> **What the task asks**:
Work out how many lines of the listing hold the string "revert". Answer with that number alone.

> **Exercise material**:
────────────────
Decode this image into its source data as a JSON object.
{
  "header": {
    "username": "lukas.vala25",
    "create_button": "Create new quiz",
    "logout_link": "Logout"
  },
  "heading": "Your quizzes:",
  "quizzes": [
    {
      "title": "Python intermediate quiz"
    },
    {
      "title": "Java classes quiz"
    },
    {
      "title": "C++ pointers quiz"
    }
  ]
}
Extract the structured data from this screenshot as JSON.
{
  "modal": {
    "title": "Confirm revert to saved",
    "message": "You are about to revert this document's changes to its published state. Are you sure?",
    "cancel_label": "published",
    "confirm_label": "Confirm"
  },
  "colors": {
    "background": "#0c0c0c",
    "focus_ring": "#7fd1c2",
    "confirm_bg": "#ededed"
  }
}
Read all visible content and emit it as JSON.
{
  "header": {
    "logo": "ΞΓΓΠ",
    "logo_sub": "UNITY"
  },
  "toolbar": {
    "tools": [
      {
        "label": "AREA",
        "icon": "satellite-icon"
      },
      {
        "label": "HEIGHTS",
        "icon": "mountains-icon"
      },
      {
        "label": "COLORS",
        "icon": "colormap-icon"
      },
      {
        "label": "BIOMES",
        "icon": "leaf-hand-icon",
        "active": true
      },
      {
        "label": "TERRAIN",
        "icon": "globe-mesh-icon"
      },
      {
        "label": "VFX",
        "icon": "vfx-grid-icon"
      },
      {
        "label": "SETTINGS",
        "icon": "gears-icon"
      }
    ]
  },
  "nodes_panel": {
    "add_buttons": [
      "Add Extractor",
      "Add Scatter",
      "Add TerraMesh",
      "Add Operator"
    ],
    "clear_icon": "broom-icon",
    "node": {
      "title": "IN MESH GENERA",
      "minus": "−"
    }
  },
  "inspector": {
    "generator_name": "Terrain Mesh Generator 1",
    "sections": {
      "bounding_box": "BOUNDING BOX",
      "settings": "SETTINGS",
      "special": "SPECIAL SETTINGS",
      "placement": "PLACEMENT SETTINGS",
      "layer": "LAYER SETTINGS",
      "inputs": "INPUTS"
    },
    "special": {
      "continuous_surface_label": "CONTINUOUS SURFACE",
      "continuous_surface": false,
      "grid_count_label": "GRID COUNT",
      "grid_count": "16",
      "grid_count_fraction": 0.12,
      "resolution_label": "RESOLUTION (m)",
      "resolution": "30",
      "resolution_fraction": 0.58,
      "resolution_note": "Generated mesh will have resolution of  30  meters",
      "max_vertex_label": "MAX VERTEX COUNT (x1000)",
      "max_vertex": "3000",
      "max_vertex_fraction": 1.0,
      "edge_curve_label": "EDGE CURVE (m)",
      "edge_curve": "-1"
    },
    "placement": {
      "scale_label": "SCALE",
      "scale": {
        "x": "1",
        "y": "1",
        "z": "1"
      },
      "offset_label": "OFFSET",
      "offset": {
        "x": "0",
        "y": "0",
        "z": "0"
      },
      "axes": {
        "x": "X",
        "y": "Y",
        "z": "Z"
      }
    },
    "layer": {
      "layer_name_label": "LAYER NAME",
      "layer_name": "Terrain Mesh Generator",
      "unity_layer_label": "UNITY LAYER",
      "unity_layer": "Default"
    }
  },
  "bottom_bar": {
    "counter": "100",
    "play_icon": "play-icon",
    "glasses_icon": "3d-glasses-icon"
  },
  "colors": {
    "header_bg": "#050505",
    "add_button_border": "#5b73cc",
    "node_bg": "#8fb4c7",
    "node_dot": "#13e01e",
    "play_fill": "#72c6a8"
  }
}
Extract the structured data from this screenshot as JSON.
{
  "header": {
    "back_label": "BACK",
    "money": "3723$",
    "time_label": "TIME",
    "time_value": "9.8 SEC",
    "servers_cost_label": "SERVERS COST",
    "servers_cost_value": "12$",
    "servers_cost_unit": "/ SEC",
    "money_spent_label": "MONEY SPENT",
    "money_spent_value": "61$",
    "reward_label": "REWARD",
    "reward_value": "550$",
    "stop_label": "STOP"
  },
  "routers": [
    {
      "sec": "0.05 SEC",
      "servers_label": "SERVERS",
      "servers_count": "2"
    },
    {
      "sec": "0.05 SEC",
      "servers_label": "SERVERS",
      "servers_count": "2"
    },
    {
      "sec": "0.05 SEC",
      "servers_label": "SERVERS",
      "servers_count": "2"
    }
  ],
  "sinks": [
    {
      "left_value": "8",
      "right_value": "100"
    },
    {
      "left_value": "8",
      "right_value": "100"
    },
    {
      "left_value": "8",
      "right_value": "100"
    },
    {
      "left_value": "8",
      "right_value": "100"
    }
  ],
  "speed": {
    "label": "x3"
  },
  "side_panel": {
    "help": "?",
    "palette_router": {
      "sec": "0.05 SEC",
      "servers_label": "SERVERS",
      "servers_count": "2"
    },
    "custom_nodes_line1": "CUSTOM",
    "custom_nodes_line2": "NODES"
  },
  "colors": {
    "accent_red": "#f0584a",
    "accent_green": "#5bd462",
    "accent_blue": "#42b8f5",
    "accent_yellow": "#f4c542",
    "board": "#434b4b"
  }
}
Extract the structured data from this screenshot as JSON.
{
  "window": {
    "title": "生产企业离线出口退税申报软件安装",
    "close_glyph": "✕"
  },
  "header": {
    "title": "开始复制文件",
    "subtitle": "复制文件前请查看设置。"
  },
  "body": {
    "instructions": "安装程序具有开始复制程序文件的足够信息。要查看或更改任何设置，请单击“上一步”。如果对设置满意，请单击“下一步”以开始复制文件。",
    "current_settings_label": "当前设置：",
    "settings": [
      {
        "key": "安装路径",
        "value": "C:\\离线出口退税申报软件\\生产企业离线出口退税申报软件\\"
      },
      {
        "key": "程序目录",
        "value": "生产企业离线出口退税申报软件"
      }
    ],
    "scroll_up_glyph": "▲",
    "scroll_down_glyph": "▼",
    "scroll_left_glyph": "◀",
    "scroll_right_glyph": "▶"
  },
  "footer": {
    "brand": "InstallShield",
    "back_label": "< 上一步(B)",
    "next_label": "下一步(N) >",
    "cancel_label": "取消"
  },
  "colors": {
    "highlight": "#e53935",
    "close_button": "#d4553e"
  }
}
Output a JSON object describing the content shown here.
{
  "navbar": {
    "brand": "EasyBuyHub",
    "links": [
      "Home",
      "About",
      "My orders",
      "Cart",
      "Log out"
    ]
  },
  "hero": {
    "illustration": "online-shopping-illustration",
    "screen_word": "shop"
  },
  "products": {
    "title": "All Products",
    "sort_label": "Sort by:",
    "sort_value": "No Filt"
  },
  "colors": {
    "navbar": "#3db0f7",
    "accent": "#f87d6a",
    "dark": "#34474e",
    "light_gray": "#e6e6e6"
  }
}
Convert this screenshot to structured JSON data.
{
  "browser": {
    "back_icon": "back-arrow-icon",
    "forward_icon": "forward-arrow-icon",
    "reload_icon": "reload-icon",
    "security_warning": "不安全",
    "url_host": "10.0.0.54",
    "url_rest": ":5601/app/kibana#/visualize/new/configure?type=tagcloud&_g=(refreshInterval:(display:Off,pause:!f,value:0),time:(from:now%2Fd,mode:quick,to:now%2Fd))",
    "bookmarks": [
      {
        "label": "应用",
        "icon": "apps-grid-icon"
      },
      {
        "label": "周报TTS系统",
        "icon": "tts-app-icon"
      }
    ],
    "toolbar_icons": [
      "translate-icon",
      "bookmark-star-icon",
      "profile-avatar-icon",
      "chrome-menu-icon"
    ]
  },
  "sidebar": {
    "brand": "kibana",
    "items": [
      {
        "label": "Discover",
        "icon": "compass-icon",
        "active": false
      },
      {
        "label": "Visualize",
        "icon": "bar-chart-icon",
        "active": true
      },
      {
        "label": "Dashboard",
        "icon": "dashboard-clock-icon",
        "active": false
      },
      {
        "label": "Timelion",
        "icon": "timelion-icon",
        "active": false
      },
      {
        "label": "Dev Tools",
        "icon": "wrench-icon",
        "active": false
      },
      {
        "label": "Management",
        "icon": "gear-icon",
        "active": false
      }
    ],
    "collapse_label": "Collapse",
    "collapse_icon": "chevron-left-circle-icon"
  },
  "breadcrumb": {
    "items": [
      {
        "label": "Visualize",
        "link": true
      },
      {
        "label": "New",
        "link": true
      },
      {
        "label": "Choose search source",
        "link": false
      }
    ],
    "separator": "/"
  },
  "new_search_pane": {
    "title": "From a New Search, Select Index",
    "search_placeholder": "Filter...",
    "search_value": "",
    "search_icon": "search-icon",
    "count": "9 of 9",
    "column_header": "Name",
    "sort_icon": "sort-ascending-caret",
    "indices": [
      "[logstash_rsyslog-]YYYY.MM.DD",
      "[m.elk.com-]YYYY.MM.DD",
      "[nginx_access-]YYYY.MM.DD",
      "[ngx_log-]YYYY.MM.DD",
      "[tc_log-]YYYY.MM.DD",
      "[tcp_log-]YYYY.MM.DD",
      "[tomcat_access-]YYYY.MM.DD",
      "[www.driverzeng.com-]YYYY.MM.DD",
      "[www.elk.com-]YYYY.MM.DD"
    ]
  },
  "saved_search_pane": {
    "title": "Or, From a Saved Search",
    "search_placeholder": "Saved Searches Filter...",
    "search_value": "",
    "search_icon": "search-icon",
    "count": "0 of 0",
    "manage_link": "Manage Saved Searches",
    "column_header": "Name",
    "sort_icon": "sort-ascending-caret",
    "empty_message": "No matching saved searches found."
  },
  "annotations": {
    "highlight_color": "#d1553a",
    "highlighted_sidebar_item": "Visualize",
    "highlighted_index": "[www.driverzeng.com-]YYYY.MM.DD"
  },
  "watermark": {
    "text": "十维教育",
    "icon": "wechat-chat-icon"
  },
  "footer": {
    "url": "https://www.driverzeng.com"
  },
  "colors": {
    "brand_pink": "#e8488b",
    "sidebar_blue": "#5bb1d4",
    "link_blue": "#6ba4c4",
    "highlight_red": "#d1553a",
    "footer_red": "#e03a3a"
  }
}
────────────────
> **Your solution**:
2